TASK GOAL: Give back the records below verbatim, please, but without a single image.

App and web page records:
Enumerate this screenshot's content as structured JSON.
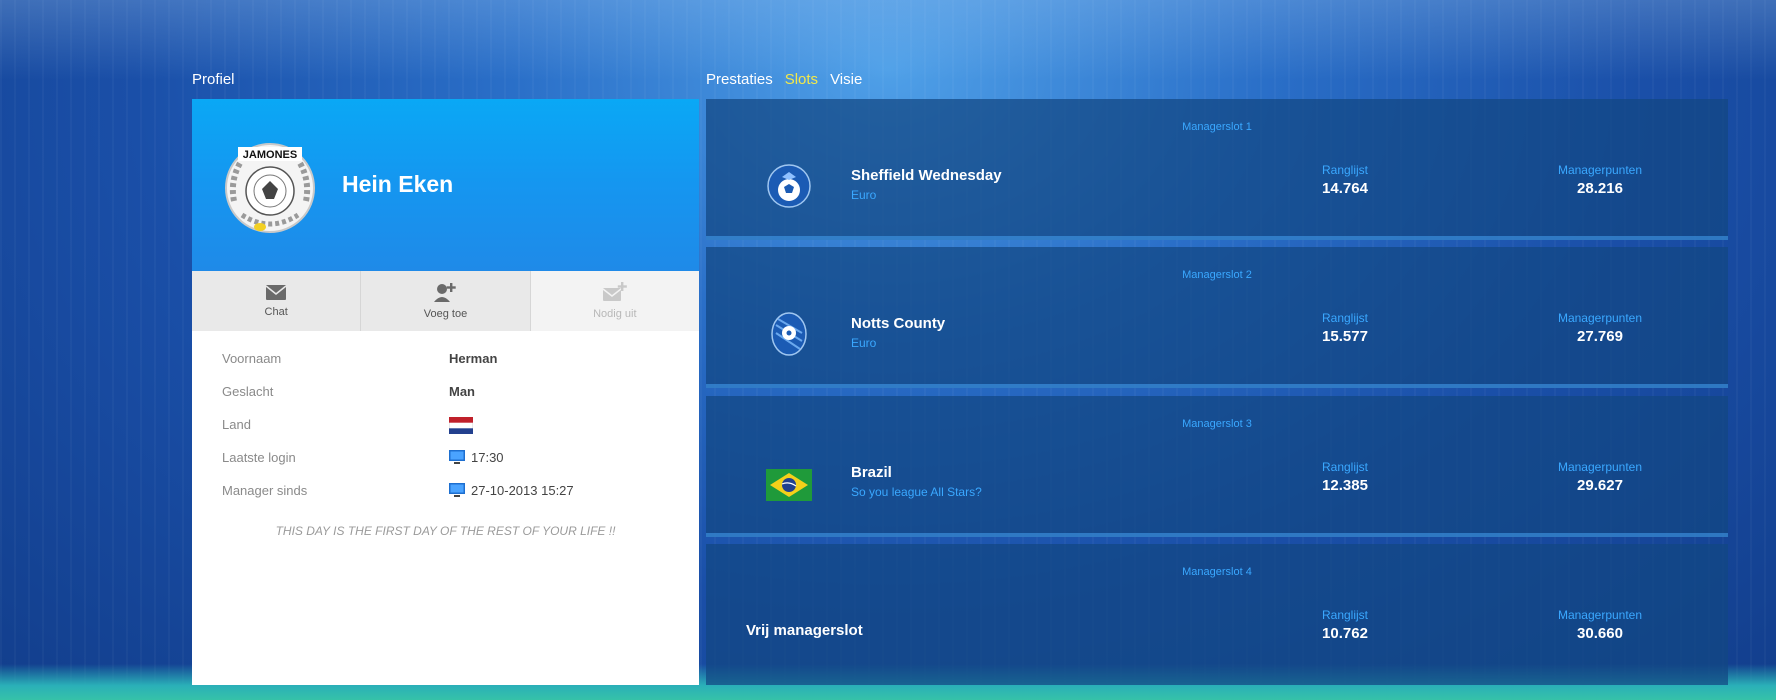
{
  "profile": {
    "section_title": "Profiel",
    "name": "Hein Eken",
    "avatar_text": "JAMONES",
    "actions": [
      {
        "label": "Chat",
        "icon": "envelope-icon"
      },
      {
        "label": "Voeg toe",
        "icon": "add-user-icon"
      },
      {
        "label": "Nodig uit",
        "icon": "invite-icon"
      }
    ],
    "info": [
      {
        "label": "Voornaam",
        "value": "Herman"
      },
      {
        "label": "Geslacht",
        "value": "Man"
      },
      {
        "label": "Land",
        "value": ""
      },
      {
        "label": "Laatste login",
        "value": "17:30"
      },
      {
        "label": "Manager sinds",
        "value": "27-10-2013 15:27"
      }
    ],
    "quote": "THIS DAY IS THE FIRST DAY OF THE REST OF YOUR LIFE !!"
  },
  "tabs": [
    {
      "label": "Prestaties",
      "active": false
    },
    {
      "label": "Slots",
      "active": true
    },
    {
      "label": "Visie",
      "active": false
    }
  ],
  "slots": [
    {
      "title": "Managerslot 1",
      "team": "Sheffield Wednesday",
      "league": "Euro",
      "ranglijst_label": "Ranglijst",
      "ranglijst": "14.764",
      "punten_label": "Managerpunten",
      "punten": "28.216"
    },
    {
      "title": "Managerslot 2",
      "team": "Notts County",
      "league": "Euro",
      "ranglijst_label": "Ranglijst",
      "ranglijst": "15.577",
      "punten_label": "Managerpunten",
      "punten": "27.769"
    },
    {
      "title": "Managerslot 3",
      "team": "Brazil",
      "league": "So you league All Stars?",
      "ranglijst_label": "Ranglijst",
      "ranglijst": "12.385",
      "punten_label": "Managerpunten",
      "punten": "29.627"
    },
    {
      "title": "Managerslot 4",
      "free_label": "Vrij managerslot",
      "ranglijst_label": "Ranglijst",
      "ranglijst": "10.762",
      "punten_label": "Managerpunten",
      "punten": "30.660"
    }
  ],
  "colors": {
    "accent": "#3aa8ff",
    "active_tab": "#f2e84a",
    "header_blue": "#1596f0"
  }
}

WRITTEN SOLUTION:
Enumerate this screenshot's content as structured JSON.
{
  "profile": {
    "section_title": "Profiel",
    "name": "Hein Eken",
    "avatar_text": "JAMONES",
    "actions": [
      {
        "label": "Chat",
        "icon": "envelope-icon"
      },
      {
        "label": "Voeg toe",
        "icon": "add-user-icon"
      },
      {
        "label": "Nodig uit",
        "icon": "invite-icon"
      }
    ],
    "info": [
      {
        "label": "Voornaam",
        "value": "Herman"
      },
      {
        "label": "Geslacht",
        "value": "Man"
      },
      {
        "label": "Land",
        "value": ""
      },
      {
        "label": "Laatste login",
        "value": "17:30"
      },
      {
        "label": "Manager sinds",
        "value": "27-10-2013 15:27"
      }
    ],
    "quote": "THIS DAY IS THE FIRST DAY OF THE REST OF YOUR LIFE !!"
  },
  "tabs": [
    {
      "label": "Prestaties",
      "active": false
    },
    {
      "label": "Slots",
      "active": true
    },
    {
      "label": "Visie",
      "active": false
    }
  ],
  "slots": [
    {
      "title": "Managerslot 1",
      "team": "Sheffield Wednesday",
      "league": "Euro",
      "ranglijst_label": "Ranglijst",
      "ranglijst": "14.764",
      "punten_label": "Managerpunten",
      "punten": "28.216"
    },
    {
      "title": "Managerslot 2",
      "team": "Notts County",
      "league": "Euro",
      "ranglijst_label": "Ranglijst",
      "ranglijst": "15.577",
      "punten_label": "Managerpunten",
      "punten": "27.769"
    },
    {
      "title": "Managerslot 3",
      "team": "Brazil",
      "league": "So you league All Stars?",
      "ranglijst_label": "Ranglijst",
      "ranglijst": "12.385",
      "punten_label": "Managerpunten",
      "punten": "29.627"
    },
    {
      "title": "Managerslot 4",
      "free_label": "Vrij managerslot",
      "ranglijst_label": "Ranglijst",
      "ranglijst": "10.762",
      "punten_label": "Managerpunten",
      "punten": "30.660"
    }
  ],
  "colors": {
    "accent": "#3aa8ff",
    "active_tab": "#f2e84a",
    "header_blue": "#1596f0"
  }
}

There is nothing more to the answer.